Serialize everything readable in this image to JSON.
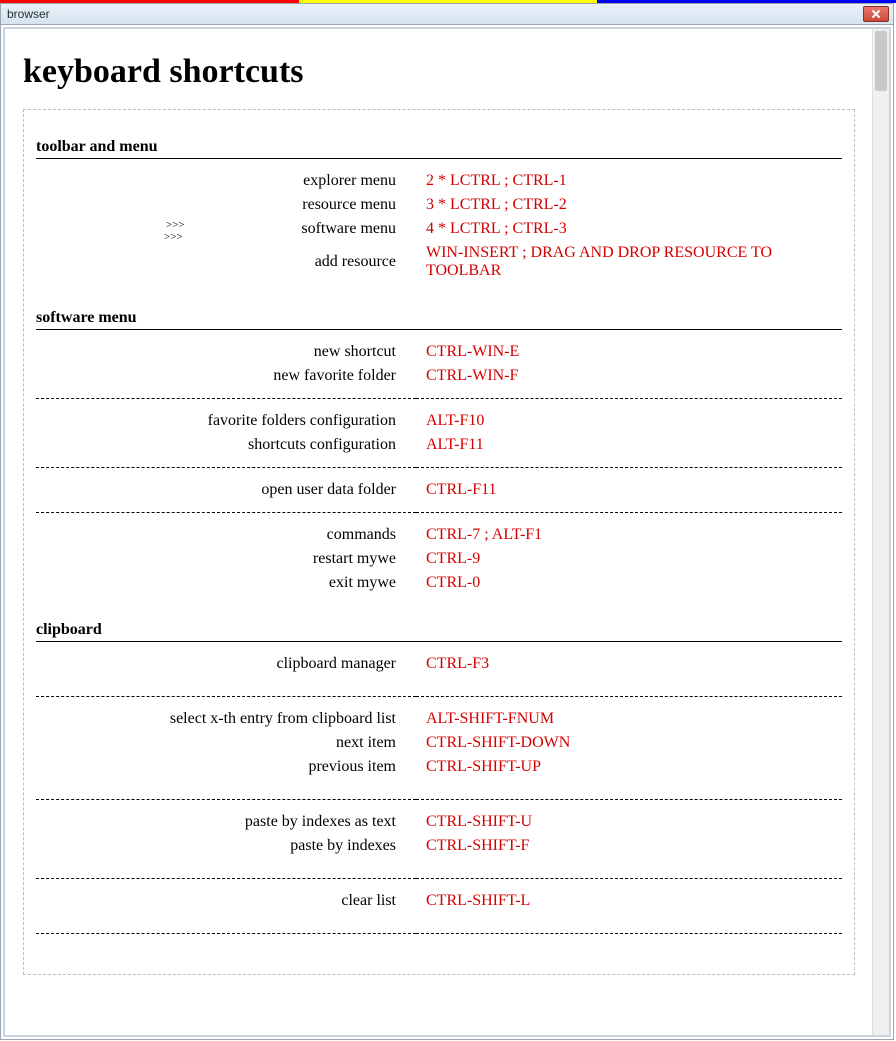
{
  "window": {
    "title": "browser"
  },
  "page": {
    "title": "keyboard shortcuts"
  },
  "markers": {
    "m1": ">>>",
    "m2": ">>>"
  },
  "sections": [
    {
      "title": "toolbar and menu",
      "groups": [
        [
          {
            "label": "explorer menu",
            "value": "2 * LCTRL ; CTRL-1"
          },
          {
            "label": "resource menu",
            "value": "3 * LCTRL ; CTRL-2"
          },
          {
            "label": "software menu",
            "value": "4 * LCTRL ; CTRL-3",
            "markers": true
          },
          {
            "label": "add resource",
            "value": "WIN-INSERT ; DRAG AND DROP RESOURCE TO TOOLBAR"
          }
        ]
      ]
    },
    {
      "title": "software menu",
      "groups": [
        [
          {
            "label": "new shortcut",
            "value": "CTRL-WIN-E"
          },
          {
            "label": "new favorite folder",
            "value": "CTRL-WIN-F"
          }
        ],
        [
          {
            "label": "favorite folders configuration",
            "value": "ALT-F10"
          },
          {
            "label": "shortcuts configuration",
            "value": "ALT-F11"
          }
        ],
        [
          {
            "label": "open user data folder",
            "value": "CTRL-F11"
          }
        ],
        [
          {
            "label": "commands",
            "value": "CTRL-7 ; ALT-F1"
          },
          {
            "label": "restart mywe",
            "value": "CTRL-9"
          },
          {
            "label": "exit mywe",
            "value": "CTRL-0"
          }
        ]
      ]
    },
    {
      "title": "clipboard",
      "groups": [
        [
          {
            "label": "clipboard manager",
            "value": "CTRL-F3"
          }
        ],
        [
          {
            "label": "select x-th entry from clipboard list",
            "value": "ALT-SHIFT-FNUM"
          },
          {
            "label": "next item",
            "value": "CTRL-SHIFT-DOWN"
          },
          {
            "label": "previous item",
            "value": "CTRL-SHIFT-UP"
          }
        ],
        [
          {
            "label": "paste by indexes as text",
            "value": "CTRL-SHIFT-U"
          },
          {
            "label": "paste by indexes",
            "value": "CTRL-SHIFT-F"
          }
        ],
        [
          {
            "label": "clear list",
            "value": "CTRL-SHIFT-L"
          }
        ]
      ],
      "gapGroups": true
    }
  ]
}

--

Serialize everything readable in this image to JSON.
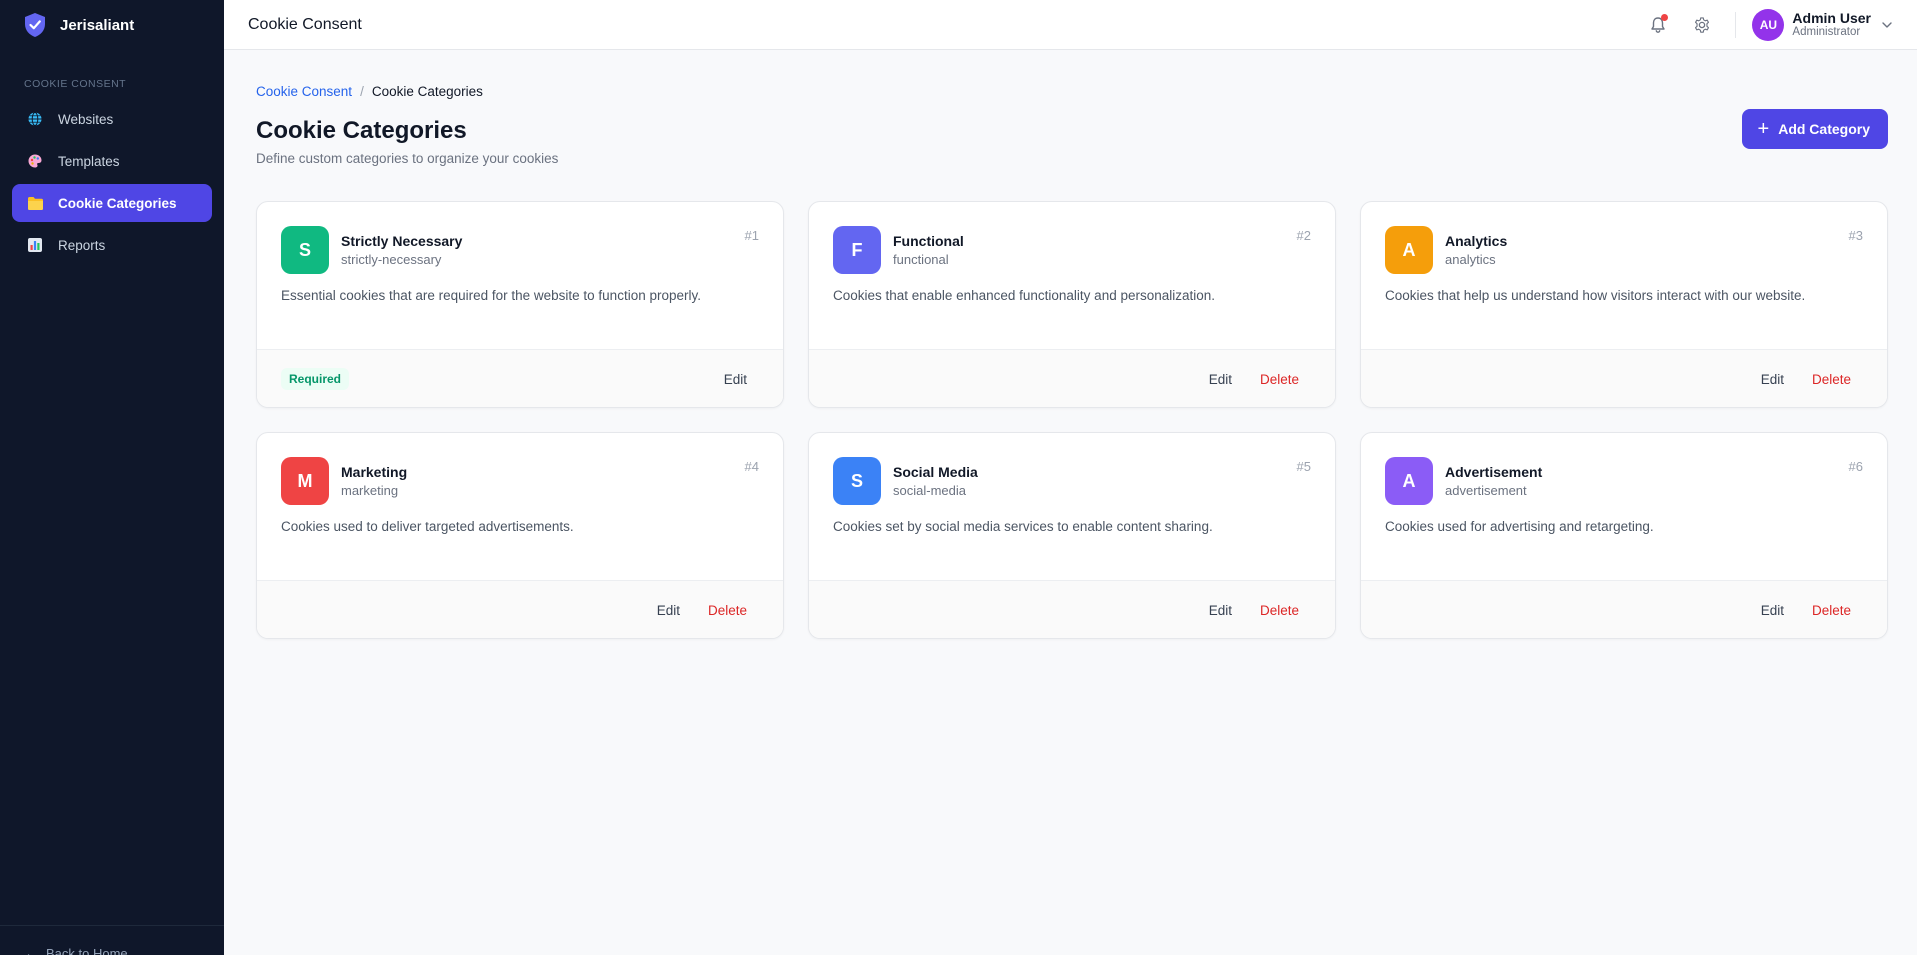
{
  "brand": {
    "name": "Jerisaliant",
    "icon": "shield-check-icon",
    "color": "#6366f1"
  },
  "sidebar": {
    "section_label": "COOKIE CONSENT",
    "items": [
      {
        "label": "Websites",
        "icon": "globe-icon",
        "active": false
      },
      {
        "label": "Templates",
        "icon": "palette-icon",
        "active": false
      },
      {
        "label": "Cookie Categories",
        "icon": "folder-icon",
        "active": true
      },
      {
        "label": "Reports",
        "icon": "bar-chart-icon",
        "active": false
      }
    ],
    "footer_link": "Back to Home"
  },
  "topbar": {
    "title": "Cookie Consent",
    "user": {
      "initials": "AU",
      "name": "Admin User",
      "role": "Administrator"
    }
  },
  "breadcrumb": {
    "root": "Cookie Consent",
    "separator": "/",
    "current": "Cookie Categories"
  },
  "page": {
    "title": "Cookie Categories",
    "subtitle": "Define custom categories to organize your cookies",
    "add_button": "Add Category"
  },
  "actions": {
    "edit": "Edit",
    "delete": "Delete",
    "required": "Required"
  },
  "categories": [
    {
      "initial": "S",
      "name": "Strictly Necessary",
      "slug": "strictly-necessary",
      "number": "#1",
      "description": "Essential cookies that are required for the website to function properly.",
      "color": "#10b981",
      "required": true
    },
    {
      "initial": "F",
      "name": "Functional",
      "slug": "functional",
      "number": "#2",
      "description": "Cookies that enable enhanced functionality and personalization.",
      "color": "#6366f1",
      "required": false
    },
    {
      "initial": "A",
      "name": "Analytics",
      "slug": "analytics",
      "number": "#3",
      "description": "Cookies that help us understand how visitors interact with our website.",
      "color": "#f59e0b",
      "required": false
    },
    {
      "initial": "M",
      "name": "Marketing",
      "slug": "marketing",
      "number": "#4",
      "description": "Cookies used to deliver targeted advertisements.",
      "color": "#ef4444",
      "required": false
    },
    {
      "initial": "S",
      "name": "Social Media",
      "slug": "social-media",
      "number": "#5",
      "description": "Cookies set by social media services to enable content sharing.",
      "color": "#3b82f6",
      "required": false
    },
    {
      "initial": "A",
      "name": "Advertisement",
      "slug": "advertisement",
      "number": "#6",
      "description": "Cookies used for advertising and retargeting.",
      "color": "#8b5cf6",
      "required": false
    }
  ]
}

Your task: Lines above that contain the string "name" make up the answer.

Solved problem:
    "name": "Jerisaliant",
      "name": "Admin User",
      "name": "Strictly Necessary",
      "name": "Functional",
      "name": "Analytics",
      "name": "Marketing",
      "name": "Social Media",
      "name": "Advertisement",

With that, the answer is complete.